22
In
The tiger beneath the skin
; stories and parables of the years
of death by Zvi Kolitz (N. Y., Creative Age, ’47) one meets with
a record of striking moments of Jewish heroism written with a
contagious passion born of the depth and sincerity of feeling for
fellow Jews whose suffering at the hands of a ruthless world evokes
violent protest. The eleven stories which make up the volume are
held together by the dual theme of death and faith. They deal
with the men, women and children who were brutally tortured
and destroyed by the Nazi monsters, who were beaten to death,
buried alive in common graves or fed to the giant furnaces erected
in concentration camps. In these stories one meets also with
Nazis tortured by conscience, supernatural reappearances of the
murdered, talks of vengeance and horror, of “liberation” that
meant rape, oppression and contumely by victors and also of
retribution. Several stories while harrowing in detail breathe a
feeling of faith and personal courage that are deeply moving.
“Yossel Rakover’s Appeal to God” is a story decidedly religious
in spirit while “Beware of Liberty” is a stirringly rebellious story
with a bitter denunciation of the kind of liberty offered to the
driven and the homeless. It holds an appeal rooted in accusation.
The volume reveals much of what has gone into the spirit of every
Jew who has fought to preserve his humanity, and of every Jew
who sees in Palestine his hope for life.
An account of harrowing indignities suffered in a Nazi woman’s
concentration camp is given by a Hungarian woman, Olga Lengyel,

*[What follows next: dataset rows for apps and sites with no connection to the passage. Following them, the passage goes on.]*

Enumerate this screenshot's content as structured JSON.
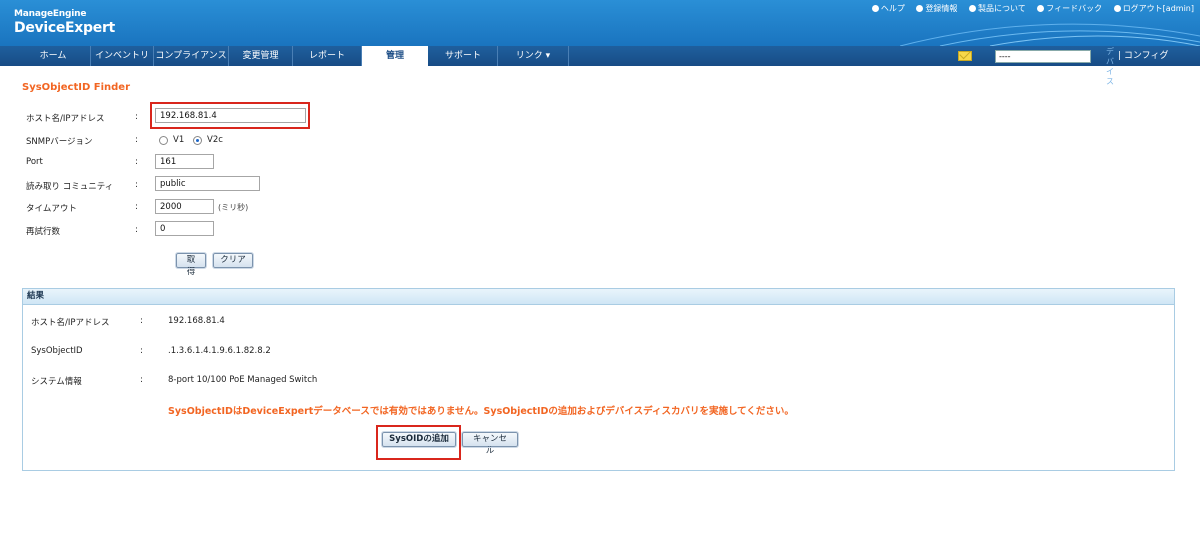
{
  "header": {
    "brand_top": "ManageEngine",
    "brand_main": "DeviceExpert",
    "links": [
      {
        "label": "ヘルプ",
        "icon": "help-icon"
      },
      {
        "label": "登録情報",
        "icon": "register-icon"
      },
      {
        "label": "製品について",
        "icon": "info-icon"
      },
      {
        "label": "フィードバック",
        "icon": "feedback-icon"
      },
      {
        "label": "ログアウト[admin]",
        "icon": "logout-icon"
      }
    ]
  },
  "nav": {
    "tabs": [
      "ホーム",
      "インベントリ",
      "コンプライアンス",
      "変更管理",
      "レポート",
      "管理",
      "サポート",
      "リンク ▾"
    ],
    "active_tab": "管理",
    "search_value": "----",
    "search_button": "デバイス",
    "config_label": "|  コンフィグ"
  },
  "form": {
    "title": "SysObjectID Finder",
    "rows": {
      "host": {
        "label": "ホスト名/IPアドレス",
        "value": "192.168.81.4"
      },
      "snmp": {
        "label": "SNMPバージョン",
        "v1": "V1",
        "v2c": "V2c",
        "selected": "V2c"
      },
      "port": {
        "label": "Port",
        "value": "161"
      },
      "community": {
        "label": "読み取り コミュニティ",
        "value": "public"
      },
      "timeout": {
        "label": "タイムアウト",
        "value": "2000",
        "unit": "(ミリ秒)"
      },
      "retries": {
        "label": "再試行数",
        "value": "0"
      }
    },
    "colon": ":",
    "get_button": "取得",
    "clear_button": "クリア"
  },
  "results": {
    "heading": "結果",
    "rows": [
      {
        "label": "ホスト名/IPアドレス",
        "value": "192.168.81.4"
      },
      {
        "label": "SysObjectID",
        "value": ".1.3.6.1.4.1.9.6.1.82.8.2"
      },
      {
        "label": "システム情報",
        "value": "8-port 10/100 PoE Managed Switch"
      }
    ],
    "warning": "SysObjectIDはDeviceExpertデータベースでは有効ではありません。SysObjectIDの追加およびデバイスディスカバリを実施してください。",
    "add_button": "SysOIDの追加",
    "cancel_button": "キャンセル"
  },
  "colors": {
    "accent_orange": "#f26522",
    "highlight_red": "#d9261c",
    "header_blue": "#1a74bf",
    "nav_blue": "#174c85"
  }
}
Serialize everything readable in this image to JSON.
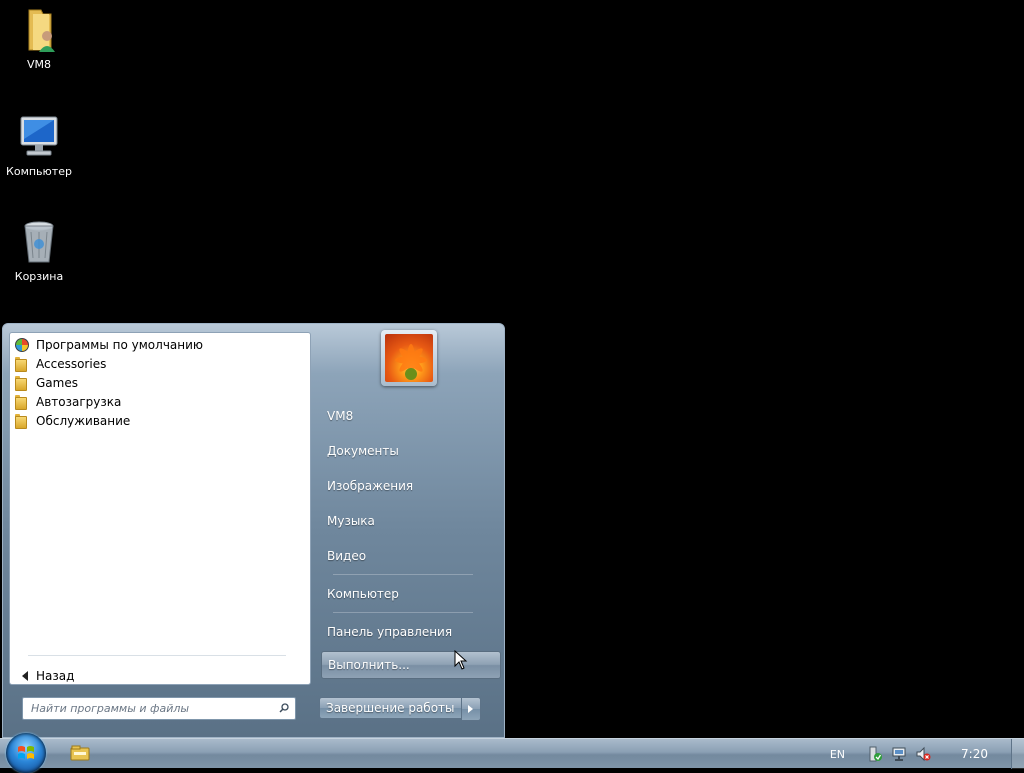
{
  "desktop": {
    "icons": [
      {
        "label": "VM8",
        "icon": "user-folder-icon"
      },
      {
        "label": "Компьютер",
        "icon": "computer-icon"
      },
      {
        "label": "Корзина",
        "icon": "recycle-bin-icon"
      }
    ]
  },
  "start_menu": {
    "programs": [
      {
        "label": "Программы по умолчанию",
        "icon": "default-programs-icon"
      },
      {
        "label": "Accessories",
        "icon": "folder-icon"
      },
      {
        "label": "Games",
        "icon": "folder-icon"
      },
      {
        "label": "Автозагрузка",
        "icon": "folder-icon"
      },
      {
        "label": "Обслуживание",
        "icon": "folder-icon"
      }
    ],
    "back_label": "Назад",
    "search_placeholder": "Найти программы и файлы",
    "right_items": {
      "user": "VM8",
      "documents": "Документы",
      "pictures": "Изображения",
      "music": "Музыка",
      "video": "Видео",
      "computer": "Компьютер",
      "control_panel": "Панель управления",
      "run": "Выполнить..."
    },
    "shutdown_label": "Завершение работы"
  },
  "taskbar": {
    "language": "EN",
    "clock": "7:20",
    "tray_icons": [
      "action-center-icon",
      "network-icon",
      "volume-muted-icon"
    ]
  },
  "colors": {
    "desktop_bg": "#000000",
    "menu_accent": "#6f879d"
  }
}
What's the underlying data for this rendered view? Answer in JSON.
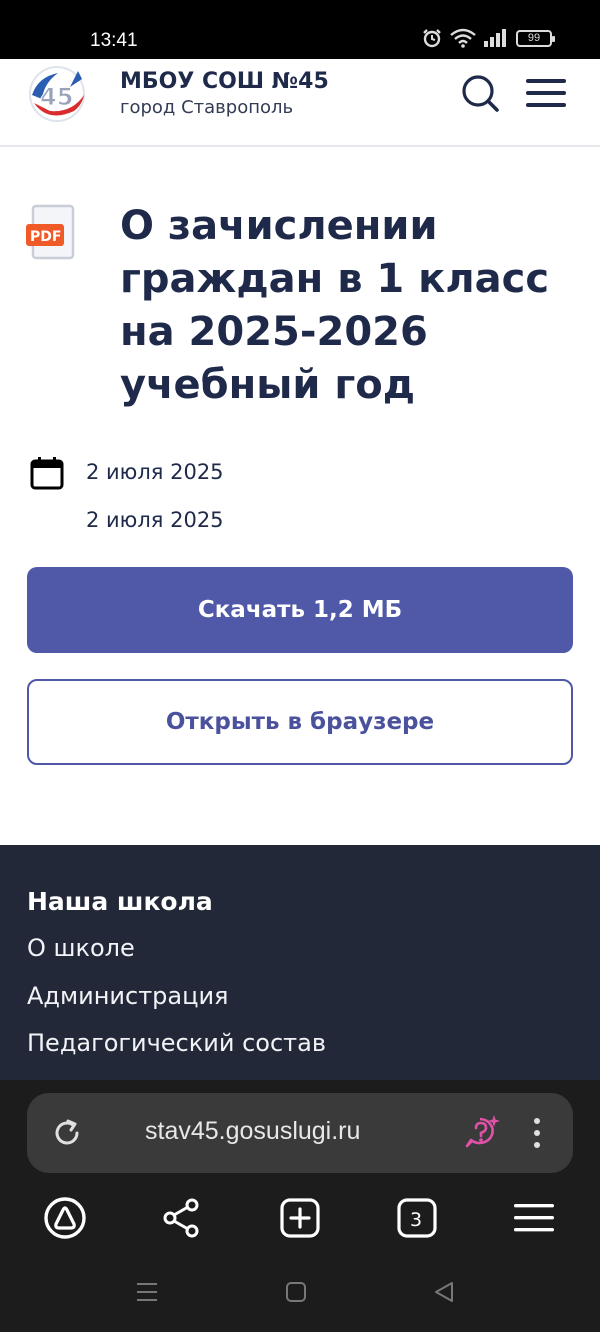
{
  "status_bar": {
    "time": "13:41",
    "battery": "99"
  },
  "header": {
    "school_name": "МБОУ СОШ №45",
    "city": "город Ставрополь",
    "logo_text": "45"
  },
  "document": {
    "file_type": "PDF",
    "title": "О зачислении граждан в 1 класс на 2025-2026 учебный год",
    "date_created": "2 июля 2025",
    "date_updated": "2 июля 2025"
  },
  "actions": {
    "download_label": "Скачать 1,2 МБ",
    "open_label": "Открыть в браузере"
  },
  "footer": {
    "heading": "Наша школа",
    "links": [
      "О школе",
      "Администрация",
      "Педагогический состав"
    ]
  },
  "browser": {
    "url": "stav45.gosuslugi.ru",
    "tabs_count": "3"
  },
  "colors": {
    "primary": "#5058a8",
    "dark_footer": "#222837",
    "pdf_badge": "#f05a28",
    "title_text": "#1f2a4a"
  }
}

in her
Five chimneys;
the story of Auschwitz (Chicago, Ziff-Davis,
’47). It opens on a note of tension which is never relaxed. Filled
with grisly details of birth, sex and death, it describes how Mrs.
Lengyel lost her parents and two children in the extermination
chambers and barely survived the imprisonment herself.
An account of like conditions in another concentration camp
is given in
Beyond the last path
by Eugene Weinstock (N. Y.,
Boni & Gaer, ’47). The author, a Hungarian Jew, presents an
ugly but true story of life and death in Buchenwald. He offers a
record of his experiences from the day he was taken by the Nazis,
through the period of hell on earth in the concentration camp, until
the day of liberation.
How Miss Helen Waren, a well-known actress playing in a
U. S. O. show in Italy and Germany, became a one-woman illegal
underground to help the escape of scores of desperate Jews is
told in her
The buried are screaming
(N. Y., Beechhurst, ’48). I t
is an intensely emotional account of one American woman’s reac-
tion to the fate of Jews in post-war Europe. In the presence of
homeless refugees and members of the Palestine Jewish Brigade,
Miss Waren, for the first time, discovered her Jewish soul. She